By and large, rodents and marsupials also share the same habitats – woodland areas with plenty of vegetation and a close proximity to water. 

Unfortunately, as human beings have extended the boundaries of cities, towns, and suburban areas, they have come more into contact with these habitats, forcing marsupials and rodents alike to forage in urban areas for their food. 

If humans never actively encountered these creatures in urban areas, then they wouldn’t have the same mental association with vermin as they currently do. 

Should Possums Be Considered Vermin?

People will always fear what they don’t understand, and unfortunately, they have come to associate dumpster diving animals as vermin and carriers of disease. 

But opossums really are more than that, and shouldn’t be considered pests or vermin at all.

In fact, opossums have many uses that make them a benefit to any urban area, and if people were aware of those factors, then they might start to get a better rap amongst humans. 

What Benefits Do Opossums Bring?

The main benefit of opossums is that their omnivorous diets make them great for controlling the real pests – such as invasive insects, small rodents, reptiles, and other creatures that pose far greater risks to human habitation. 

When opossums take refuge in human homes, such as in crawl spaces and amongst insulation, they can also be good for cleaning out termites and other pests that can cause damage and disarray within the home.

Of course, having opossums living in your walls is neither ideal, nor a solution, but it is one example of how their lifestyle can prove useful. 

They also feed on dead carcasses, which can be great for suburban areas that have frequent problems with roadkill.
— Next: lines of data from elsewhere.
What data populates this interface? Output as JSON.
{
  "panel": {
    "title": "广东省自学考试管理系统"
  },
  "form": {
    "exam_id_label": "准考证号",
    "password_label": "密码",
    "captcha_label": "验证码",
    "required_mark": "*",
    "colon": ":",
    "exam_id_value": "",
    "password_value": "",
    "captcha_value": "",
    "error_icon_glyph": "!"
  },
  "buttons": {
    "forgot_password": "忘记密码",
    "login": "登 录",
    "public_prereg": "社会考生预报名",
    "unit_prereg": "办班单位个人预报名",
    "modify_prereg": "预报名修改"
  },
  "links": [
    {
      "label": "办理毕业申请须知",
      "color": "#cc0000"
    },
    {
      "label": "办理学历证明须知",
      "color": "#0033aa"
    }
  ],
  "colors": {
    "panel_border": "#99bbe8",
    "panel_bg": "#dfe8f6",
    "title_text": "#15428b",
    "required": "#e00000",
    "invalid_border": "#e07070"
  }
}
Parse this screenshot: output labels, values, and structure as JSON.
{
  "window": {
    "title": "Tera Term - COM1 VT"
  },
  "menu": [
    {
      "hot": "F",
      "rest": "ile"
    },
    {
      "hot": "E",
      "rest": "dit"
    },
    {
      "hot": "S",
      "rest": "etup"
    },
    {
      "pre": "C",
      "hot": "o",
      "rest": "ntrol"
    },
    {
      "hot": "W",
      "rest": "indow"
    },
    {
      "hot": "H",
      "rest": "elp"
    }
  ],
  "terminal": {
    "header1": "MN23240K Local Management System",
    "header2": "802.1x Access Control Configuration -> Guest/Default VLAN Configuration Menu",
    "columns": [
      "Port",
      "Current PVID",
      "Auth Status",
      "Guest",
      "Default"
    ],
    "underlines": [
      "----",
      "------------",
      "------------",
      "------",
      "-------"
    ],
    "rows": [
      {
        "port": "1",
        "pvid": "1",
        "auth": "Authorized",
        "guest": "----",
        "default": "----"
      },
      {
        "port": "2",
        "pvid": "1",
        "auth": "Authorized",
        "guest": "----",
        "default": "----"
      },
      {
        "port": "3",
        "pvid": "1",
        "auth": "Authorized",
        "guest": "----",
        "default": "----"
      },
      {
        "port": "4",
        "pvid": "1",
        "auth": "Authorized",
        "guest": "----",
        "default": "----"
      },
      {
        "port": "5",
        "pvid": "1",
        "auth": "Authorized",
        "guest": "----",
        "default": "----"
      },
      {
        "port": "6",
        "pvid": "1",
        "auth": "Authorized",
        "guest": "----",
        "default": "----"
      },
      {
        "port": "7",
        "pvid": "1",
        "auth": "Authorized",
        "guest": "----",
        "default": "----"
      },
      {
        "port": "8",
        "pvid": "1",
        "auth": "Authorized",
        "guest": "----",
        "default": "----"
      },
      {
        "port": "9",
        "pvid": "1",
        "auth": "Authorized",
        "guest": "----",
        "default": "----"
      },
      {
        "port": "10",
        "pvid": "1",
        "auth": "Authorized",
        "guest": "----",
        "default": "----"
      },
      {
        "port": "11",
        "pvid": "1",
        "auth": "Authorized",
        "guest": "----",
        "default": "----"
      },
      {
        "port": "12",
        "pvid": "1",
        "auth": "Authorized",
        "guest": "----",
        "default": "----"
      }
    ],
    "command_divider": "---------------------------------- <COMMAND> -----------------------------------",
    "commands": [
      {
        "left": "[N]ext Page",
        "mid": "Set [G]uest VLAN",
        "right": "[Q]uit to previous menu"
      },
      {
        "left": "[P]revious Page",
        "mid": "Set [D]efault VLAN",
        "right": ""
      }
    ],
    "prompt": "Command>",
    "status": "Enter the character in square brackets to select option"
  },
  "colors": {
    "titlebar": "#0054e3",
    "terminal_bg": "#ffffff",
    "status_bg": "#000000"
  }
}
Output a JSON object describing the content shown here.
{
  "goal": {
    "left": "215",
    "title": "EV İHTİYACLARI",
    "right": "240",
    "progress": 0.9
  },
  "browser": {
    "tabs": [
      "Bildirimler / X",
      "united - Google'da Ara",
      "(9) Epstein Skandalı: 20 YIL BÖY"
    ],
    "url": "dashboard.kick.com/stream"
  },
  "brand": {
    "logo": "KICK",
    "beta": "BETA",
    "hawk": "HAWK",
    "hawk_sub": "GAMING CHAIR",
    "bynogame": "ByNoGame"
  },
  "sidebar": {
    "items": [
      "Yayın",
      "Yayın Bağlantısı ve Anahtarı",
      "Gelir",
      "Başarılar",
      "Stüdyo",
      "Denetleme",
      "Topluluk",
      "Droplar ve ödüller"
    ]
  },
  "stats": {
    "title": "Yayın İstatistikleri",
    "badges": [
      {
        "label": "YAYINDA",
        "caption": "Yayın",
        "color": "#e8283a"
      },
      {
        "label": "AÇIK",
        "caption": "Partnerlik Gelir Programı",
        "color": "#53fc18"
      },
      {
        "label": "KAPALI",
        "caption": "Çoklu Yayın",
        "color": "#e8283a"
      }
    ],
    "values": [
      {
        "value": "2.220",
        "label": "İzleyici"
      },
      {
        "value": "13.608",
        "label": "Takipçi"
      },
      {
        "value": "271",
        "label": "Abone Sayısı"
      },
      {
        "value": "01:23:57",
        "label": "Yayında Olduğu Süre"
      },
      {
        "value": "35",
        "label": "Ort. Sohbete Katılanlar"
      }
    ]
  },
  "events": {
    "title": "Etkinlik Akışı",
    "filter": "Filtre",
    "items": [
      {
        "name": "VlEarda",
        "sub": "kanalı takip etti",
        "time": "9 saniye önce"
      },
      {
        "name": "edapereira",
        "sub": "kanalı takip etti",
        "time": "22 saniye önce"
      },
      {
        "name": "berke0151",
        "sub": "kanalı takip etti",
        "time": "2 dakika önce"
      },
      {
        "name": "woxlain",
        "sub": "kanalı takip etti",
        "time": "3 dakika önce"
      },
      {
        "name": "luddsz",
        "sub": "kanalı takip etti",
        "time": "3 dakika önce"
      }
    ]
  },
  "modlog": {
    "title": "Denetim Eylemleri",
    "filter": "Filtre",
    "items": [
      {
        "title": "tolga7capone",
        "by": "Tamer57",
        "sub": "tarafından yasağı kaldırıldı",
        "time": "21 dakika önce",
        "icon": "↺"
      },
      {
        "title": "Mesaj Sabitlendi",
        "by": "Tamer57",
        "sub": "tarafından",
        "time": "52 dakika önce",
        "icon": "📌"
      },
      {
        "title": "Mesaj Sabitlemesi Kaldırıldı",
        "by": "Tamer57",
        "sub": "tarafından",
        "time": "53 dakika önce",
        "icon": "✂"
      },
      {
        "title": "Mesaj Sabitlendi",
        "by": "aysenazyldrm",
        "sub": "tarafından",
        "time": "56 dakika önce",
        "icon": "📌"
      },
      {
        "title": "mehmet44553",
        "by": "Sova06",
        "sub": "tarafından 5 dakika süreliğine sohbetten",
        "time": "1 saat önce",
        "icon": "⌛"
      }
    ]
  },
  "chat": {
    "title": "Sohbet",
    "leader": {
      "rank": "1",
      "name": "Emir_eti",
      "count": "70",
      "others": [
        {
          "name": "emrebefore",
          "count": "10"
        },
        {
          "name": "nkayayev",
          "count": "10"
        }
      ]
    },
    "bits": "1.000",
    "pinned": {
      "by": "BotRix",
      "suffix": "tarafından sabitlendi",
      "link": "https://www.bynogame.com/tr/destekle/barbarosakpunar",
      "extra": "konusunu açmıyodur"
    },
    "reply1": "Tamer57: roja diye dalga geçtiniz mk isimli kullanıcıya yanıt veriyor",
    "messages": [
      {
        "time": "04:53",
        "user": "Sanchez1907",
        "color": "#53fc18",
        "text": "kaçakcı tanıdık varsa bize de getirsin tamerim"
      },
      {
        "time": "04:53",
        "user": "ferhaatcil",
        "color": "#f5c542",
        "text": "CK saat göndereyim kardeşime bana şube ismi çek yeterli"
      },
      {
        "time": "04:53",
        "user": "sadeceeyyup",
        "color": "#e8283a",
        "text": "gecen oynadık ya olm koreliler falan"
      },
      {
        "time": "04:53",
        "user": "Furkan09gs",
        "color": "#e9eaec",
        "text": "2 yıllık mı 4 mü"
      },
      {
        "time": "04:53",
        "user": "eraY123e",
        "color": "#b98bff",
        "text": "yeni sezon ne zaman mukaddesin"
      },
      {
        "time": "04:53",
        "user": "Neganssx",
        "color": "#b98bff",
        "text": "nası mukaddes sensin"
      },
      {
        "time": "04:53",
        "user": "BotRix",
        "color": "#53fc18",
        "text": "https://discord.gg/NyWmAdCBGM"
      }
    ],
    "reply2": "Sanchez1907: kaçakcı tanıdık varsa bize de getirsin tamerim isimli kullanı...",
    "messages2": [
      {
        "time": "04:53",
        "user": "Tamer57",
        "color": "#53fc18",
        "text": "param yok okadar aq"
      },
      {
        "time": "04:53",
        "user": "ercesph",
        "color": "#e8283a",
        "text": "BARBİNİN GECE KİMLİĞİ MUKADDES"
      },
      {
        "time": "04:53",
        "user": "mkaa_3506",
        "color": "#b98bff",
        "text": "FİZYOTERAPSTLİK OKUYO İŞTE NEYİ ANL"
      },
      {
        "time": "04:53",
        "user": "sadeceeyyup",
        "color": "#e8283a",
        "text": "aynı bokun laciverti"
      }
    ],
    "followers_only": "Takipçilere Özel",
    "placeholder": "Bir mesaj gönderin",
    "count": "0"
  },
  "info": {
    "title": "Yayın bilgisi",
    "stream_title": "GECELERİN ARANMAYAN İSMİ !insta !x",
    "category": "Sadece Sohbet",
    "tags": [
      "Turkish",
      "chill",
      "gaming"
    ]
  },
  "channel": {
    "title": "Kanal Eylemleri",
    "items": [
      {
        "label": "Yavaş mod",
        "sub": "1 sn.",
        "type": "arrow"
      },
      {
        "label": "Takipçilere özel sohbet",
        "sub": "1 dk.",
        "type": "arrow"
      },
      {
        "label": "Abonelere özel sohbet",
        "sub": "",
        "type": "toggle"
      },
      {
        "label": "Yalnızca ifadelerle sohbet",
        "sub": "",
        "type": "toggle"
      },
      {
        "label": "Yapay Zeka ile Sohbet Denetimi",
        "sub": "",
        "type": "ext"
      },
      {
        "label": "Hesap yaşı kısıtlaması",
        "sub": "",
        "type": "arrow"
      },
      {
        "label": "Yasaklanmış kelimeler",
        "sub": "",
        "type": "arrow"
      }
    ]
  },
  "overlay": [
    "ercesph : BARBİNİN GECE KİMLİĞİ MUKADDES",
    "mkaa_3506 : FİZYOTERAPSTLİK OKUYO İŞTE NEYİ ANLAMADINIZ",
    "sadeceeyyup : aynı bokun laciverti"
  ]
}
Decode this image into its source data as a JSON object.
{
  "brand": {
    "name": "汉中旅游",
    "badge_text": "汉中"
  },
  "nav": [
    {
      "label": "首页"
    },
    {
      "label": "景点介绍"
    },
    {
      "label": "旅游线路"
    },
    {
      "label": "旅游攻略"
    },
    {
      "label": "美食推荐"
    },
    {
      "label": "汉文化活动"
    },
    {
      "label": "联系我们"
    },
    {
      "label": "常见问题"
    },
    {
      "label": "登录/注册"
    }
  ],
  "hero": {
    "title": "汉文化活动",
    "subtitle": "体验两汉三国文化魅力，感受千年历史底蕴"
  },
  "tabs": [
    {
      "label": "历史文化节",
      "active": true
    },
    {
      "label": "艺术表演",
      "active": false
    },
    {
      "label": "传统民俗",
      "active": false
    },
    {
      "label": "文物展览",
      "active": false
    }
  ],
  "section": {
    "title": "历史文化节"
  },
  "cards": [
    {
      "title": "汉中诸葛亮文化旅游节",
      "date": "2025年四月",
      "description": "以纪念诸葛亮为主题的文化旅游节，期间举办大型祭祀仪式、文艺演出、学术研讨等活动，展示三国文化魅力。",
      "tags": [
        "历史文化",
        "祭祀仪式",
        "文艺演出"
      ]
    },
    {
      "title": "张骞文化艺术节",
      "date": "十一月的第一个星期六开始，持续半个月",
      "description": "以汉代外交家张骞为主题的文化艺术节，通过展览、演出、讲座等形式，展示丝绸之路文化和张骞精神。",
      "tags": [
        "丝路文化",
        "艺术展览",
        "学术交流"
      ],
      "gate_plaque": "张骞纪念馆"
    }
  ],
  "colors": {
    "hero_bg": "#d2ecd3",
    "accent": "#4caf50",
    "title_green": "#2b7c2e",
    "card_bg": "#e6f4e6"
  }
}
Opossums will feed on this roadkill, cleaning areas that would otherwise have rotting meat in them. 

Final Thoughts

And there we have it, everything you need to know about opossums, and whether or not they are rodents. 

While there are certain similarities in terms of lifestyle and eating patterns, rodents and marsupials are very different creatures.

However, with proper understanding and education, perhaps the stigma faced by opossums can one day be changed, taking into account their differences, and the benefits they have to habitats.

Olivia Kepner